“How did we get here and where do we want to go?” Surely, my site buddies and I were not the only PCVs to ponder that question. It could even serve as one theme for the 50th Anniversary. However, in the context of the Peace Corps administrative history of information services, it sounds like the message Peace Corps Director Loret Ruppe gave to her staff after Peace Corps gained its independence from ACTION in 1982. The Peace Corps Library had been providing support services to domestic operations and now had to refocus on Peace Corps. What would be the best way to support overseas staff as well as Washington Headquarters and avoid duplication and competition between ICE and the Library? Rupert ordered a study to answer precisely that question. The study included a review of previous studies, documents and memos all of which had been carefully archived in the Peace Corps Library. Staff members were surveyed as to their needs, their use of existing resources, and what they would like to see in the future.
The Nixon administration had reduced technical support services to overseas staff and Volunteers.

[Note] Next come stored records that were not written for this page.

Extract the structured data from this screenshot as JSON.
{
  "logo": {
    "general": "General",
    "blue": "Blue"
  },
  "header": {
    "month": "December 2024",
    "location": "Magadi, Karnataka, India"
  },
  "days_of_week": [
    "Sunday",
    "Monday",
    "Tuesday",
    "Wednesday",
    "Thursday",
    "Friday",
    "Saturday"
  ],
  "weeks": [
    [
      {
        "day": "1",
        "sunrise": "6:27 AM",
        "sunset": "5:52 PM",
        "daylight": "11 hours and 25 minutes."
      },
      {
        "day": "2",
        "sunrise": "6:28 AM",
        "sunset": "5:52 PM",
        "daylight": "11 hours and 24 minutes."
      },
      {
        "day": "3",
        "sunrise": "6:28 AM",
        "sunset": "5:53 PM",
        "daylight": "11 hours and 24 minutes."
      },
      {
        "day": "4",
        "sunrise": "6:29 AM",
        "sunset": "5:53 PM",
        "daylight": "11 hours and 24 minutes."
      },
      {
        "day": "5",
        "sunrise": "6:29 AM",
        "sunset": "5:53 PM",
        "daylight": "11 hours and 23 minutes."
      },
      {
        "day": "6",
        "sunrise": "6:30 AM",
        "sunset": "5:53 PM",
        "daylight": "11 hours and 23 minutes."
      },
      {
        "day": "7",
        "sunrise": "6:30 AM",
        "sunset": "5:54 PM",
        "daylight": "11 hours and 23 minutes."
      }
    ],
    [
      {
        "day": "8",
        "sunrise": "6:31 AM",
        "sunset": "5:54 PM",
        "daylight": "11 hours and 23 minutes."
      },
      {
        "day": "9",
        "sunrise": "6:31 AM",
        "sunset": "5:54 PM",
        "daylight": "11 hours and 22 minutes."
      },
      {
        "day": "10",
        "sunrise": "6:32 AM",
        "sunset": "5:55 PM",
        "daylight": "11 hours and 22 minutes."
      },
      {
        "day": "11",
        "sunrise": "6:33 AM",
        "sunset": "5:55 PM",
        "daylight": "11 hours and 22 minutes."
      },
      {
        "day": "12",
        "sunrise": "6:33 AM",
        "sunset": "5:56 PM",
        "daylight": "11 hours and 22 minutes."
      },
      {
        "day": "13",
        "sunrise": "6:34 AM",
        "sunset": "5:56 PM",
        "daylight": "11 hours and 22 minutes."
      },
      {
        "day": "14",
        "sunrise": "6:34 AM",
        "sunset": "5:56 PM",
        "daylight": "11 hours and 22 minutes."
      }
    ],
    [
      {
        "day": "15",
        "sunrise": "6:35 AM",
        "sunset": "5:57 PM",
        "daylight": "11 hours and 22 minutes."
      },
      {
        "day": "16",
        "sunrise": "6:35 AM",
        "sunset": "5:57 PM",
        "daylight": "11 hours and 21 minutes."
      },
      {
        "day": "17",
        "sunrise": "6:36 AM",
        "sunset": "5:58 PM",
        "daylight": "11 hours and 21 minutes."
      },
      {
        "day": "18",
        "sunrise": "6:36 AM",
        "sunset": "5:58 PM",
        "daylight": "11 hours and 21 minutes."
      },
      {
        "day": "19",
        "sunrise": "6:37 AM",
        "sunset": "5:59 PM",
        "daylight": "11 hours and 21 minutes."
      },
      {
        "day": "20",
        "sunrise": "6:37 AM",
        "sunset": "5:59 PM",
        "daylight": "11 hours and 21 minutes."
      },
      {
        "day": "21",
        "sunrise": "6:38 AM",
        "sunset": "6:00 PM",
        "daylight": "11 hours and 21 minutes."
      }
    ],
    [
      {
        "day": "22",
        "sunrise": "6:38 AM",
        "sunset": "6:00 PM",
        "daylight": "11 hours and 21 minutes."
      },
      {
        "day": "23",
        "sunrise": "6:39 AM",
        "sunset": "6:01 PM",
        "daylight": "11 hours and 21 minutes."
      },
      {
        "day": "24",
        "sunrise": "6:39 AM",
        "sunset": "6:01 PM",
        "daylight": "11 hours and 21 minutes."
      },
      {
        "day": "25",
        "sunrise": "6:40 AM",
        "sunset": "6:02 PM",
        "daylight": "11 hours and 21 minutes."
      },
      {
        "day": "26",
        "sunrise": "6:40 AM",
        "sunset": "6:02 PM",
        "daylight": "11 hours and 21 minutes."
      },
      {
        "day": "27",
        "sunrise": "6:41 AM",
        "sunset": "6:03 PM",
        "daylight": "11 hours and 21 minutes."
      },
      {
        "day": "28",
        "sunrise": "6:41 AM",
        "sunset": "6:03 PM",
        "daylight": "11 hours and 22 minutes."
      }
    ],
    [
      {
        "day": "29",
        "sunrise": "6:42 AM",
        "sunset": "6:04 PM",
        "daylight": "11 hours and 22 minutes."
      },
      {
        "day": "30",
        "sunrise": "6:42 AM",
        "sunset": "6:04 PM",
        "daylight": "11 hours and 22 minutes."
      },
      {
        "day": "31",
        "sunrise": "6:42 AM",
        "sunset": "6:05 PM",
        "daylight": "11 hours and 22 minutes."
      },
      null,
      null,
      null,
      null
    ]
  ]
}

The Ford administration resurrected that function, as the study reported:
“The Information Collection Exchange, or ICE, was established in 1975, picked up the functions and activities that had earlier been dropped…ICE was in a sense a new organization. Due to the fact that Peace Corps Publication and Identification Center (PIC) had been merged with the Library more than five years prior to the birth of ICE, Peace Corps staff, who were experienced with and knowledgeable of information collection and exchange activities were no longer employed by the Peace Corps…. As part of a new operation with no previous experience in providing technical information, ICE staff were ‘condemned to relearn’ what the agency had already known. For the new ICE staff there were systems to develop, contacts to be made, and networks to establish. One of their major tasks was to solicit Volunteer participation and (re)gain their support in technical information exchange. (Peace Corps ICE/Library Study, December 22, 1982, page 4)
The study’s principal tool was a questionnaire distributed to all staff members at the Washington Headquarters as well as a similar questionnaire cabled to all overseas posts.The results showed that strong support for the ICE from overseas staff. “Opinions about ICE received from the field were overwhelmingly positive and supportive of ICE and ICE staff, with few weaknesses being mentioned. In fact, a significant number of overseas posts stated that not only had they not observed any weakness, but that ICE staff were outstanding in their response and support. (Peace Corps ICE/Library Study, page 26) The enthusiasm for ICE and its staff was reiterated throughout the report.
In contrast, the survey results from Headquarters staff indicated the Library was underutilized because of a lack of understanding of this resource. (ICE/Library Study, page 19) The resources included the collecting, cataloguing, sharing, and loaning of a wide range of resources, exclusive of technical materials.
One of the Library’s most important functions was as a Peace Corps’s historical archive, through the cataloguing and storage of documents, which become records of ‘what the agency already knows’. This is a vital function in any agency, but is even more critical in the Peace Corps where staff turnover is mandated by the Five-Year Rule.” (ICE/Library Study, page 29)
The Report concluded that there was little duplication between the Library and the ICE and that coordination between the two should be encouraged. Each office served an unique function. (ICE/Library Study, page 30). Among the final recommendations were:
-Develop a Peace Corps Information resources and Services Manual to include a descriptions of resources maintained and where resources are located and which offices provide services.
-Develop a mechanism to ensure that a copy of all Peace Corps generated publications, reports, etc. are automatically sent to the Library.
-Peace Corps staff should be provided orientation regarding the resources and services made available by the Peace Corps Library and ICE. Before staff initiates studies, projects, etc., research should be done in the Library to make use of those resources and avoid needless and costly duplication of efforts. (ICE/Library Study, page 30)
Director Rupert guaranteed that the Peace Corps Library would continue and its functions strengthened during her administration. Yet, fifteen years later, by 1998, the Library was gone. The ICE remained. There is no study, memo, or evaluation to explain why the Library was closed. There is only a description of a cataloguing project for the merging of the ICE and Peace Corps Library collections that holds only a clue as to what happened to all of the Library’s collection. We will look at that next.